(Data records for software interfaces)

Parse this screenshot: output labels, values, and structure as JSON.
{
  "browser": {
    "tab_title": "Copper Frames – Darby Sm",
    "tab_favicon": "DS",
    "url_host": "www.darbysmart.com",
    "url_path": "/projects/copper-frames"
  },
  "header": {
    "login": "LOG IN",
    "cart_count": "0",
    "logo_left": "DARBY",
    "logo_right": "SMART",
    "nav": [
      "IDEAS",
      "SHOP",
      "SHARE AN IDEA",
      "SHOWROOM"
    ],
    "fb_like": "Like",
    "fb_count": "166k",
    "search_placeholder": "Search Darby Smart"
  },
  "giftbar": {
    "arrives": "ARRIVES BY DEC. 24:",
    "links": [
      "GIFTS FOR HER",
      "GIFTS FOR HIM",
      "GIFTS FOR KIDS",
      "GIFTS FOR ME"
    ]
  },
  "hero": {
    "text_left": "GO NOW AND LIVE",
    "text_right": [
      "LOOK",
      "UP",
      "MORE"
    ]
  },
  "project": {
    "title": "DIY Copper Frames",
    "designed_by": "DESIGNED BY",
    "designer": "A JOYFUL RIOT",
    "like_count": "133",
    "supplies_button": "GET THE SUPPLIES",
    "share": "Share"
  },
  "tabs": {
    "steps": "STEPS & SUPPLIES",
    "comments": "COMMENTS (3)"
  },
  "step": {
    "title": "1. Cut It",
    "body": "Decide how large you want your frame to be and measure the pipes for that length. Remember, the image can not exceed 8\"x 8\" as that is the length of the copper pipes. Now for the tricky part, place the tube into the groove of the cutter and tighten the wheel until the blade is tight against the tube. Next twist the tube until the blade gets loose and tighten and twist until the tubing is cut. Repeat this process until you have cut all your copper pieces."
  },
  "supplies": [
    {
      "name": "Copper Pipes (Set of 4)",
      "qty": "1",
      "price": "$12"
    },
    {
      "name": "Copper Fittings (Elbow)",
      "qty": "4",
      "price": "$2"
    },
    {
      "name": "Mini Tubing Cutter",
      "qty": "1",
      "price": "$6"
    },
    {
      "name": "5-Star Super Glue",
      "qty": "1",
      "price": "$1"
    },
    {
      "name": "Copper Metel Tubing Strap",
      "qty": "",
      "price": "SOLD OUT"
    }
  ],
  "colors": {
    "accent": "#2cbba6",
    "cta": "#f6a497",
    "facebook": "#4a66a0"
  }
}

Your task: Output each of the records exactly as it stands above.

Answer area:
Parse this screenshot: output labels, values, and structure as JSON.
{
  "browser": {
    "tab_title": "Copper Frames – Darby Sm",
    "tab_favicon": "DS",
    "url_host": "www.darbysmart.com",
    "url_path": "/projects/copper-frames"
  },
  "header": {
    "login": "LOG IN",
    "cart_count": "0",
    "logo_left": "DARBY",
    "logo_right": "SMART",
    "nav": [
      "IDEAS",
      "SHOP",
      "SHARE AN IDEA",
      "SHOWROOM"
    ],
    "fb_like": "Like",
    "fb_count": "166k",
    "search_placeholder": "Search Darby Smart"
  },
  "giftbar": {
    "arrives": "ARRIVES BY DEC. 24:",
    "links": [
      "GIFTS FOR HER",
      "GIFTS FOR HIM",
      "GIFTS FOR KIDS",
      "GIFTS FOR ME"
    ]
  },
  "hero": {
    "text_left": "GO NOW AND LIVE",
    "text_right": [
      "LOOK",
      "UP",
      "MORE"
    ]
  },
  "project": {
    "title": "DIY Copper Frames",
    "designed_by": "DESIGNED BY",
    "designer": "A JOYFUL RIOT",
    "like_count": "133",
    "supplies_button": "GET THE SUPPLIES",
    "share": "Share"
  },
  "tabs": {
    "steps": "STEPS & SUPPLIES",
    "comments": "COMMENTS (3)"
  },
  "step": {
    "title": "1. Cut It",
    "body": "Decide how large you want your frame to be and measure the pipes for that length. Remember, the image can not exceed 8\"x 8\" as that is the length of the copper pipes. Now for the tricky part, place the tube into the groove of the cutter and tighten the wheel until the blade is tight against the tube. Next twist the tube until the blade gets loose and tighten and twist until the tubing is cut. Repeat this process until you have cut all your copper pieces."
  },
  "supplies": [
    {
      "name": "Copper Pipes (Set of 4)",
      "qty": "1",
      "price": "$12"
    },
    {
      "name": "Copper Fittings (Elbow)",
      "qty": "4",
      "price": "$2"
    },
    {
      "name": "Mini Tubing Cutter",
      "qty": "1",
      "price": "$6"
    },
    {
      "name": "5-Star Super Glue",
      "qty": "1",
      "price": "$1"
    },
    {
      "name": "Copper Metel Tubing Strap",
      "qty": "",
      "price": "SOLD OUT"
    }
  ],
  "colors": {
    "accent": "#2cbba6",
    "cta": "#f6a497",
    "facebook": "#4a66a0"
  }
}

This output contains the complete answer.